2. Automate my email filters. I have my Gmail account set to filter airline travel deals, shopping promotions, and other non-essential emails that are okay to be tucked away in case I want them. When I subscribe to a new website and hence start getting emails from them, I setup a filter based on that first email I get, so that I’m not littered with more junk in my inbox. Because of these processes and habits, my inbox is not overwhelming and typically has very few emails in it, which are emails that I need to take an action on.
3. Keep a donations box. With the practice of decluttering becoming more of a marathon than a sprint, it turns out that there’s usually one or more items around the house that need to be donated. I keep a box around for us to gather items into as we find they’ve lived a good life in our household, and when the box is full, it gets dropped off at a donation center near our home.
4. Become comfortable with who you are.

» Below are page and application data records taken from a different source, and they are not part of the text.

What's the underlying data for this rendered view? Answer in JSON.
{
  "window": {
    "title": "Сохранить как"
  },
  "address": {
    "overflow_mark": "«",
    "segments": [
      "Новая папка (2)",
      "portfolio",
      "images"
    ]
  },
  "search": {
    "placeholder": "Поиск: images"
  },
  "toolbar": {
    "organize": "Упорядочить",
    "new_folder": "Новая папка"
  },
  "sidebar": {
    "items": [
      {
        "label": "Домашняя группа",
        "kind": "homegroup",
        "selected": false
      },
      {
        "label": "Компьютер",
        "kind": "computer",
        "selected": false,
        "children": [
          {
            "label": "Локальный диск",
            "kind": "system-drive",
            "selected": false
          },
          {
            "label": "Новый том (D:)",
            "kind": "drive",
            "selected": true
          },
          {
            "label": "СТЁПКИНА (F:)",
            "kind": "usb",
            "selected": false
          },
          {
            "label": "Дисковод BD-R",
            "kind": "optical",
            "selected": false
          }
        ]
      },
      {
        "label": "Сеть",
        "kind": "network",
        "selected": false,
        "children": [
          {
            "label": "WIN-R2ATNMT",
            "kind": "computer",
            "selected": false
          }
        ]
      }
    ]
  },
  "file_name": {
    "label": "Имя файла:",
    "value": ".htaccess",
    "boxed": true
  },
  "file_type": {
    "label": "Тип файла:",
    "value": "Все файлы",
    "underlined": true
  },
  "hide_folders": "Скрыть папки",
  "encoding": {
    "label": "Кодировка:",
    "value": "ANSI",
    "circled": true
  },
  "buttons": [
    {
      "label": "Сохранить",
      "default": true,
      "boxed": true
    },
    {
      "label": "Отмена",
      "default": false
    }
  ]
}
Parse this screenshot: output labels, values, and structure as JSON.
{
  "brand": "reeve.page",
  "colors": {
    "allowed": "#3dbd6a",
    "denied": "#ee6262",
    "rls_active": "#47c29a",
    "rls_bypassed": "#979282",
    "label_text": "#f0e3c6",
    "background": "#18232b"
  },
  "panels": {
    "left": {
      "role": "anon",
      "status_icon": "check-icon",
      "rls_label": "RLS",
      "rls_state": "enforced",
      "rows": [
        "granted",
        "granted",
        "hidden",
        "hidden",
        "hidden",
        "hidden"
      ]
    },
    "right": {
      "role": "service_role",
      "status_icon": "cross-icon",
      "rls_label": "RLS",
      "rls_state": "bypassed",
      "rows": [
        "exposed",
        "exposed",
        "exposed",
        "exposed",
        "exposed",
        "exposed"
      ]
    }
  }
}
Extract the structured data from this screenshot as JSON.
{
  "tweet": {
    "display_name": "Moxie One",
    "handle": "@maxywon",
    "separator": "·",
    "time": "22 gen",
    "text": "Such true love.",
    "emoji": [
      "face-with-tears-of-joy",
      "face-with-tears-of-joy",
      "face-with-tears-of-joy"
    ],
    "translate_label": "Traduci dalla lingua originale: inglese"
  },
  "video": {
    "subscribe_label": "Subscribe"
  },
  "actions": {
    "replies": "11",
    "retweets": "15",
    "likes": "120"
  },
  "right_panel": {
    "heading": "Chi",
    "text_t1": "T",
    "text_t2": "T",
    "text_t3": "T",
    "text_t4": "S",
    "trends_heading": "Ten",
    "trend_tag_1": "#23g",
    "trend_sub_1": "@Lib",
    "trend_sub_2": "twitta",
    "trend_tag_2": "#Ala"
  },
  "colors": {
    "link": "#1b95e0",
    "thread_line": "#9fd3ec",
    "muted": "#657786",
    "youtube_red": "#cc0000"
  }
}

This tip might sound silly, but settling more into my comfort zone has rid me of the stress of trying to be someone I’m not. I’m mostly a jeans and t-shirt kind of person, large crowds overwhelm me, and I learned long ago that I’d rather have a few close friends than buckets of acquaintances. I tend to be an early to bed and early to rise person, I typically follow rules, and I don’t like surprises. It’s a work in progress, but I decided to stop apologizing for these aspects of my personality.
5. Figure out a housekeeping routine that works for you. I’ve developed routines within housecleaning that allows me some flexibility, while also providing that I’m not doing chores all day long. Some shortcuts here include daily cleaning and pickup, washing a load of laundry everyday or every other day (depending on your household size and amount of laundry produced, you may need to adjust this) and spending 15 minutes speed cleaning an area when it needs to be done.
6. Keep a meal planning notebook. I’ve got a notebook that I use as a meal planner and keep past week’s meal plans so that I can refer back to them as needed for inspiration. I have a page that lists our favorite meals so that I have additional inspiration as well. On top of all this, I review my family’s upcoming schedule on a weekly basis and meal plan around that schedule accordingly.
7. Declutter your schedule. I purposely avoid making things more difficult on myself and my family. If we have a lot going on in a certain week, I don’t commit to additional things. If my son is invited to two birthday parties back to back on opposite ends of town, we probably choose one. Our son also is enrolled in one extracurricular activity at a time.
8. Enlist help! Long are the days where the housecleaning is the wife’s sole responsibility. My husband pitches in with a whole lot around the house and my son has set chores and additional things he helps with as well. I never feel like taking care of the house is all on my shoulders.
9. Turn off the TV more. If only every so often. Engage in a different hobby, play a board game with your partner, or read a book. TV watching can be expensive, if you have cable. If you have the ability to cut your cable plan all together and become a cord cutter, I guarantee your finances will thank you. We have plenty to watch between Netflix, our HBO subscription, and Amazon Prime content, and cut the cord 2 years ago and haven’t looked back.
10. Digitize your documents. It took me a long time to get to this point, but I’m starting to do away with filing every.piece.of.paper. I used to spend hours in our office filing, shredding, labeling, and purging, (and then having to do it all again sometime later) and I simply grew weary of it. I scanned all of our tax returns and supporting documentation for storage on an external hard drive, and I lightened up some of our already filed paperwork by getting rid of user manuals (and downloading the manual off the internet and storing on external hard drive), warranties that had expired, receipts for items that we no longer have, and I shred paystubs at the end of the year after we’ve received our W-2s. I don’t keep past years Social Security statements or bank statements, I keep only 12 months worth of monthly bills in my budget binder, and I register for products that have that option in case there is a recall or warranty problem. It’s still a work in progress, but I definitely spend less time sorting papers now.